Nelson approached and sighed. “Really, you two?” Ciara snatched a drink, and Clyff took one as well. Nelson looked about. “Has Sofia not returned yet?”
Clyff raised a brow. “What, she was just right—” well, no she wasn’t. She was gone. He let out a noise that was somewhere between a bear growl and whine before downing his drink to go find his daughter.
“Stop finding enjoyment in my pain, Mom,” Clyff grunted before disappearing into the crowd. He didn’t hear what his mother said back, but he was assured that it was her same tactless response—not that he had any room to talk.
EOS 600 HUNDRED YEARS LATER
Clyff awoke to the sound of an alert. He attempted to slap a non-existent clock. His eyes cracked open to show that he was merely flapping wildly at the air. His omnitool showed that he was to be present and accounted for in ten minutes. It’d been a while since he’d been so rushed. Bootcamp came to mind, and he shivered.

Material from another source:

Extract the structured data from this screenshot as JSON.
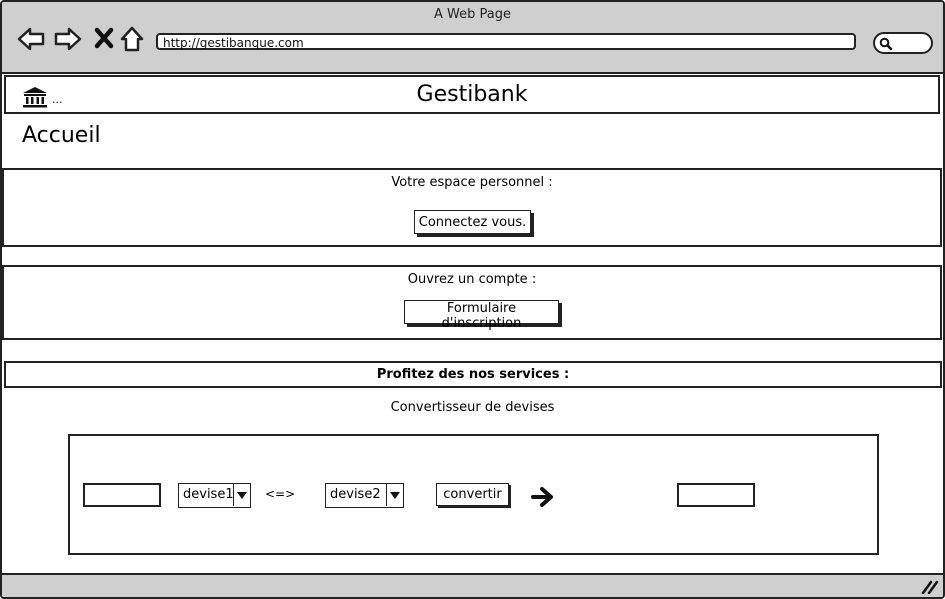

He pulled himself from his bed and let out a growling yawn. He stretched and scratched his head. He looked at the others, realizing he was in the buff. He didn’t care though. They were all men of varying species. If they weren’t assured of their autonomy, then they probably shouldn’t be in a tight, shared space. Clyff was tall, broad-shouldered, red-haired, heavily muscular, but paunchy, and pale. He wasn’t hirsute by any stretch of the imagination, but he did have chest hair and a certain happy trail that led into a zone that no one should be staring at with much intent. Though, for those interested, it wasn’t something he would be shy about.
Fortunately, for everyone’s eyes, he slid on basic gear right after. He then moved towards his locker. His armor was bulky, and his guns were massive. ”So, apparently, I thought Kansas was the shithole of the galaxy, but Eos wins.” He started sliding on his armor, piece by piece. “Sure Tuchanka is bad, but it also has thresher maws and krogan. Kansas doesn’t have that. Though. Can you imagine krogan in Kansas? I can.” His armor was massive and made from extreme conditions, but that’s what he’d always dealt with. It was a deep red with heavy armoring that made his form bulkier than it was. It had Alliance officer markings and “Red Dog” written on it. Once he managed it on, he strapped his weapons on. “I wish this place had a pot of coffee. Two pots of coffee. Something.” He slid his helmet on.
Clyff exited the bunker slow, steady, but chock full of guns and grenades. He paused before his commanders. It was an interesting bunch. Still, that didn’t mean that they were any less important. Though the Angara was interesting.
He brought his hand up and snapped into salute. “Clyfford Ward, Gunnery Chief of the Alliance Military reporting for duty.” He knew to hold his salute until he was dismissed from it, so he kept it tight to his brow.